Task details →
Below are entries. Pull out all lines containing "rice".

App and web page records
___

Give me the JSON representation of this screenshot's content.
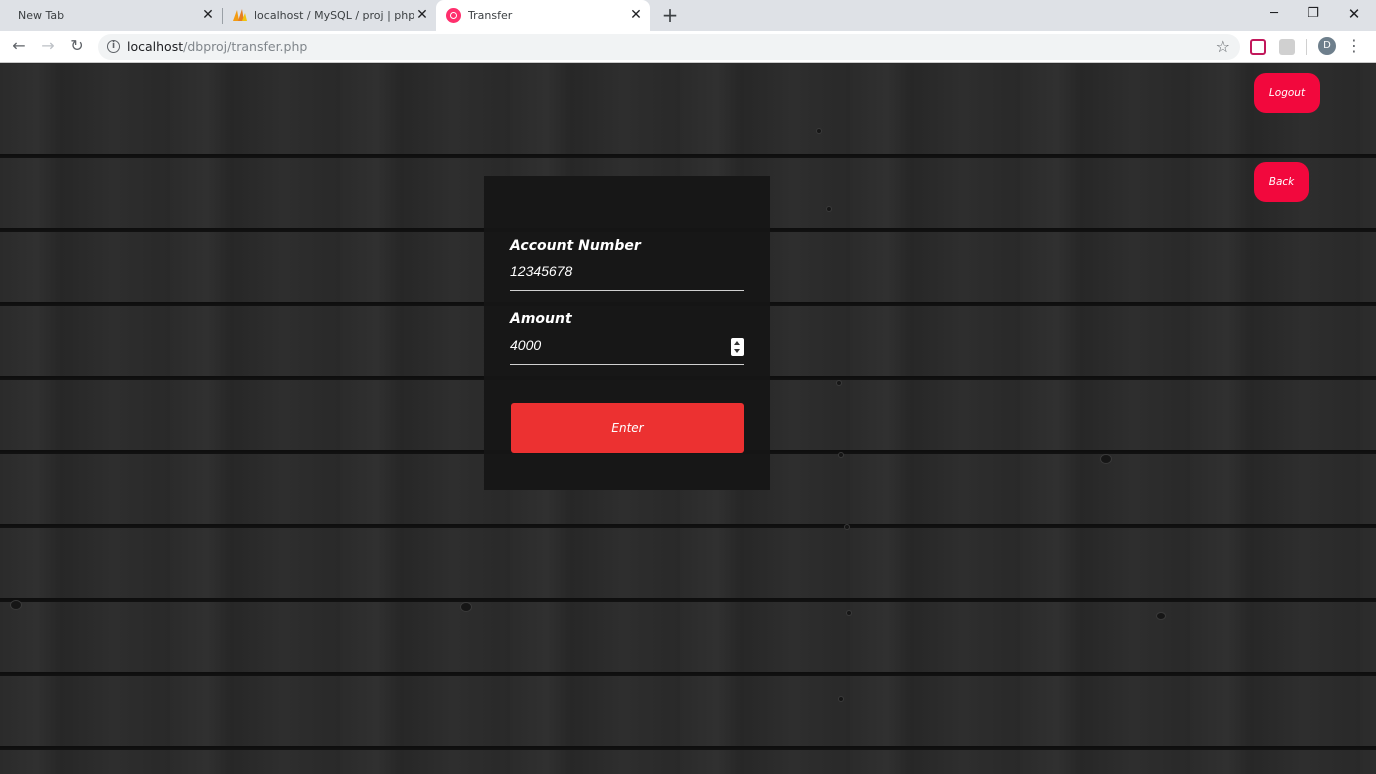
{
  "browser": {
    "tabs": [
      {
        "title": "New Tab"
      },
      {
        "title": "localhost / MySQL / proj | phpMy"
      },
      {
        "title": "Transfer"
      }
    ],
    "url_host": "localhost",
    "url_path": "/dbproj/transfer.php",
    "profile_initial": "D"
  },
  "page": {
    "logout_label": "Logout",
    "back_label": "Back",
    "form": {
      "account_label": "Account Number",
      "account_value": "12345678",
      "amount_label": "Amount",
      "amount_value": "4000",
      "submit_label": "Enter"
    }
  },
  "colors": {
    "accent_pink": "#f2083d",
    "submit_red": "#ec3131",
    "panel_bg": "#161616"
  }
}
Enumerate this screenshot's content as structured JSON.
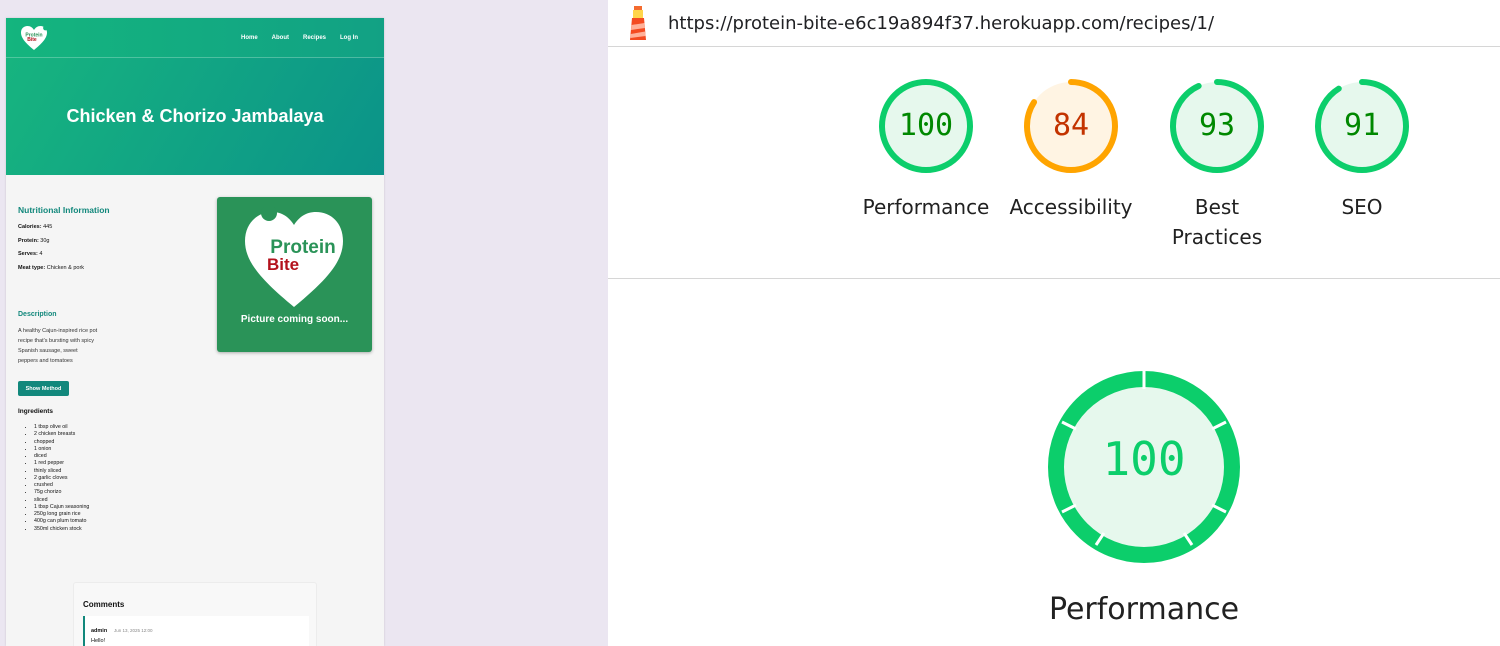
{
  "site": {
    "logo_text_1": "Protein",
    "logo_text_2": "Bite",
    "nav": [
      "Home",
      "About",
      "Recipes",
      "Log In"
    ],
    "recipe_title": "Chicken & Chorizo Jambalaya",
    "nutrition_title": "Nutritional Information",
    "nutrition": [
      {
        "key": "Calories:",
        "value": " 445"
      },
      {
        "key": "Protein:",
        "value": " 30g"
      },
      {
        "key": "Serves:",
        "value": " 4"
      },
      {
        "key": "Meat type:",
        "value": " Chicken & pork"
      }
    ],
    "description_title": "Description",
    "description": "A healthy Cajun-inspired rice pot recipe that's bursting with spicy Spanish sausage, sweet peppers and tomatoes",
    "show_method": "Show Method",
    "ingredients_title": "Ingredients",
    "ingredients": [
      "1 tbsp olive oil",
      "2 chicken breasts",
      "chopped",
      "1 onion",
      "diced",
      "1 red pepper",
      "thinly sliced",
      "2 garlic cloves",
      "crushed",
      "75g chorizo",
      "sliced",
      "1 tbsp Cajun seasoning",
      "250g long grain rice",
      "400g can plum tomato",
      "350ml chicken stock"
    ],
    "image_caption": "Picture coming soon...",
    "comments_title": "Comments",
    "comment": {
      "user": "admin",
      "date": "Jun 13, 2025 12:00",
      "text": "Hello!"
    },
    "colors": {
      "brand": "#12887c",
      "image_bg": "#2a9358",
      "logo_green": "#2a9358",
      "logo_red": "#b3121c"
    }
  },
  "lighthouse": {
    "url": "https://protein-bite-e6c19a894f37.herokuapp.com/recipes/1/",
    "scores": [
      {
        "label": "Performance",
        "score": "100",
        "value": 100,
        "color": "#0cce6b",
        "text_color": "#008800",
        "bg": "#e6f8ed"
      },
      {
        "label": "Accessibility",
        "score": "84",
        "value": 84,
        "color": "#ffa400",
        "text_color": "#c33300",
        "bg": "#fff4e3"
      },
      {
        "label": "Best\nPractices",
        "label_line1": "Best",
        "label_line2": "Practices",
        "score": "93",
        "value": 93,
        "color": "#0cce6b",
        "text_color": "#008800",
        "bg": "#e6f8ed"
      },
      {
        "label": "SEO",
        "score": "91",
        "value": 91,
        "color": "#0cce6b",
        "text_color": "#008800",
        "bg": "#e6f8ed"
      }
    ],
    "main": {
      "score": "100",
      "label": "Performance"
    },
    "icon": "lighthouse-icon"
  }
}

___

Solution to this task →
    "description": "A healthy Cajun-inspired rice pot recipe that's bursting with spicy Spanish sausage, sweet peppers and tomatoes",
      "250g long grain rice",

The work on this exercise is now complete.